In what had been the Captain's quarters back when things were simpler, he took off her jacket and said, "I don't usually say this, but I was wrong."
"Excuse me?" It was hard to pay attention to what his hands were doing and what he was saying.
"For a while I thought war would always be the woman I loved most."
"That's not a very good way to live," she said, "and war isn't a woman."
"Well," he said, "I can't hold her, anyway."
"Am I supposed to ask if you can hold me?"
He smiled at her. "Would you?"
In the cockpit of her Gundam, she straddled him and shoved a gun in his mouth. He mumbled something helplessly around it.
"Don't tell me it's too big," she said, but she pulled it out to let him speak.
"Are you sure that thing isn't loaded?" he asked, staring at the gunmetal he'd been tasting just a second ago.
She considered this for a long moment while he twitched and tried to look like he wasn't enjoying himself beneath her.
Then she shoved the gun back into his mouth. "No! Now take off your pants!"
He swallowed hard and obeyed.
The first time he flew a fighter jet, people clapped, even cheered.
The first time they promoted him, they said he was made for war. They added that he should consider it a compliment. It hadn't occurred to him to think otherwise.
It wasn't until later, after a battle (hands dry on the controls but sweat laying roads down his neck--his body was conditioned to the pilot's seat), that he realized he wasn't made for war, just addicted to it.

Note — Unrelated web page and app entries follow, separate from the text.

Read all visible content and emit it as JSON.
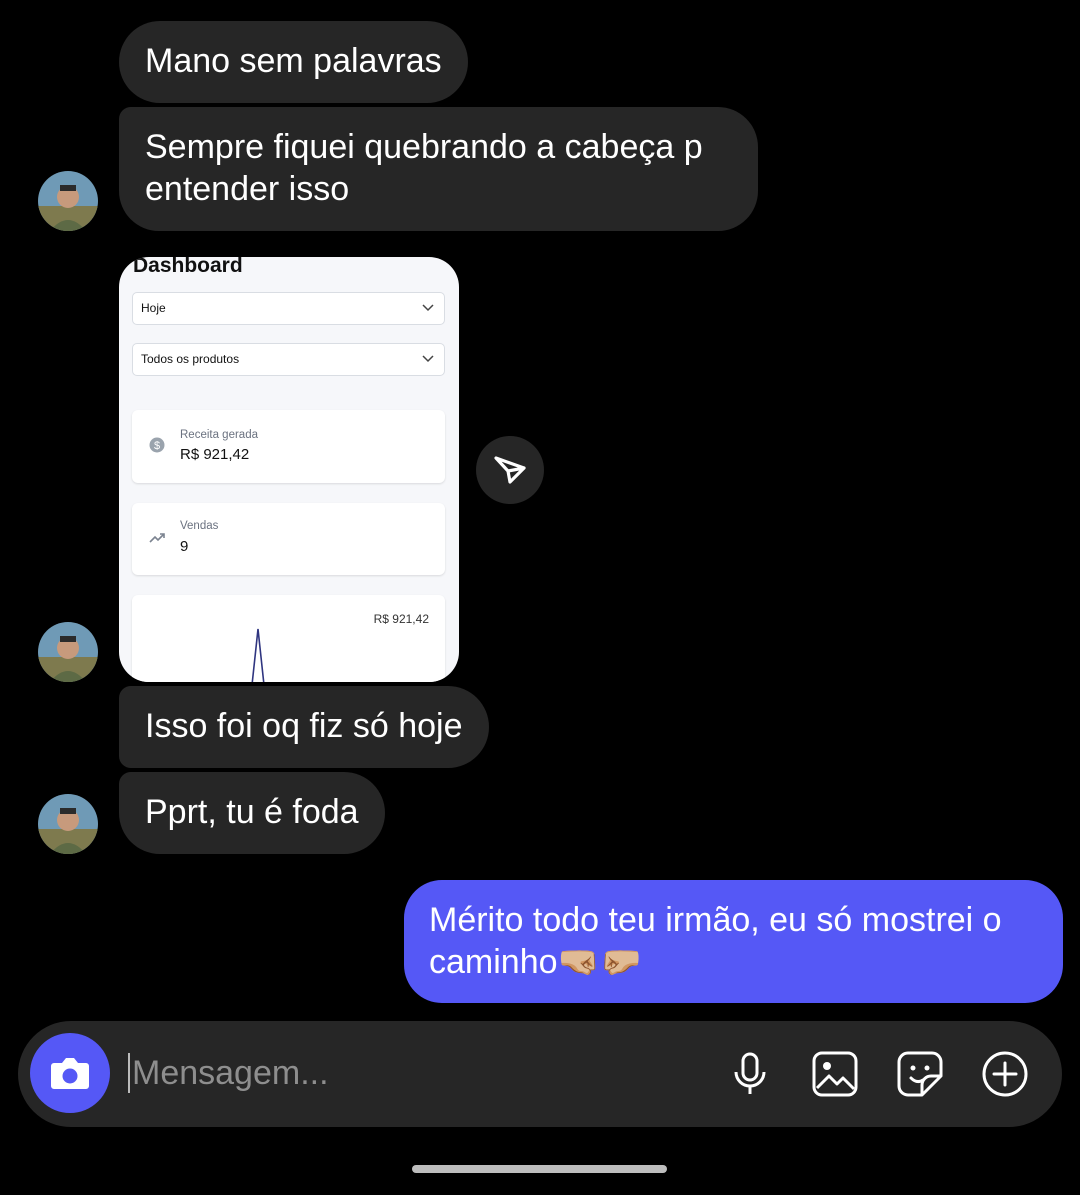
{
  "messages": [
    {
      "text": "Mano sem palavras"
    },
    {
      "text": "Sempre fiquei quebrando a cabeça p entender isso"
    },
    {
      "text": "Isso foi oq fiz só hoje"
    },
    {
      "text": "Pprt, tu é foda"
    }
  ],
  "shared_screenshot": {
    "title": "Dashboard",
    "select_period": "Hoje",
    "select_products": "Todos os produtos",
    "card_revenue_label": "Receita gerada",
    "card_revenue_value": "R$ 921,42",
    "card_sales_label": "Vendas",
    "card_sales_value": "9",
    "chart_label": "R$ 921,42"
  },
  "my_message": {
    "text": "Mérito todo teu irmão, eu só mostrei o caminho",
    "emoji": "🤜🏼🤛🏼"
  },
  "composer": {
    "placeholder": "Mensagem..."
  },
  "icons": [
    "avatar",
    "send-icon",
    "camera-icon",
    "microphone-icon",
    "gallery-icon",
    "sticker-icon",
    "plus-icon"
  ],
  "colors": {
    "background": "#000000",
    "incoming_bubble": "#262626",
    "outgoing_bubble": "#5558f6"
  }
}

He didn't mind. If he could protect people by killing others, then all he could do was smile afterwards.